[Data about app and page elements]

__________

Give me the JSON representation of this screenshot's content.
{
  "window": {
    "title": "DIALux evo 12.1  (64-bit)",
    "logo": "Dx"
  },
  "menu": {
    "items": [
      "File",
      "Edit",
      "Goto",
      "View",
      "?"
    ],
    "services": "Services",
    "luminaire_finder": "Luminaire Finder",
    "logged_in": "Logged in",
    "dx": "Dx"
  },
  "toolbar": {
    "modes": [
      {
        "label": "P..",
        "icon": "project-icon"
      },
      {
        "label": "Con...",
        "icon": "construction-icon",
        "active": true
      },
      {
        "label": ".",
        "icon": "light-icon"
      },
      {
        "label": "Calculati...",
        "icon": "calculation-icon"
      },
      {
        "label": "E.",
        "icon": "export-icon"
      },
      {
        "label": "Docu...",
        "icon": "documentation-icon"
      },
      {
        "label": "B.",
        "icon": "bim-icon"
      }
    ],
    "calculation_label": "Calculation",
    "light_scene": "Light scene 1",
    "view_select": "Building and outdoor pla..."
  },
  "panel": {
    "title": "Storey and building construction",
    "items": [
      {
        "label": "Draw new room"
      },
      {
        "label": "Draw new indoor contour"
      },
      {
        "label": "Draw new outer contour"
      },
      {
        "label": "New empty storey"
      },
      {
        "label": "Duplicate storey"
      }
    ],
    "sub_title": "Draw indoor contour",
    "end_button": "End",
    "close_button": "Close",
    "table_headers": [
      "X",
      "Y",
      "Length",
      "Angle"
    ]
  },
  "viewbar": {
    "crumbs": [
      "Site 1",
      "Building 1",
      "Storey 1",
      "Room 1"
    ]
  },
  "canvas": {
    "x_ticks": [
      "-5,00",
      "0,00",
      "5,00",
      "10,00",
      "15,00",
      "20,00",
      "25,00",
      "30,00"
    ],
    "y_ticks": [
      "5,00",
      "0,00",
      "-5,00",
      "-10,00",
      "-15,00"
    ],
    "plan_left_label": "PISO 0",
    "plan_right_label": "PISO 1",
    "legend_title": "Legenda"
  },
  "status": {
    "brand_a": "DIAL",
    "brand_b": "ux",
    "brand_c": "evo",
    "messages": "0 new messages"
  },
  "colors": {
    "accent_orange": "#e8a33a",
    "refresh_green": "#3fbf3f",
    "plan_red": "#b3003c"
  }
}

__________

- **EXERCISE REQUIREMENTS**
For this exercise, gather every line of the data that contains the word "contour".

- **OUTPUT**
        "label": "Draw new indoor contour"
        "label": "Draw new outer contour"
    "sub_title": "Draw indoor contour",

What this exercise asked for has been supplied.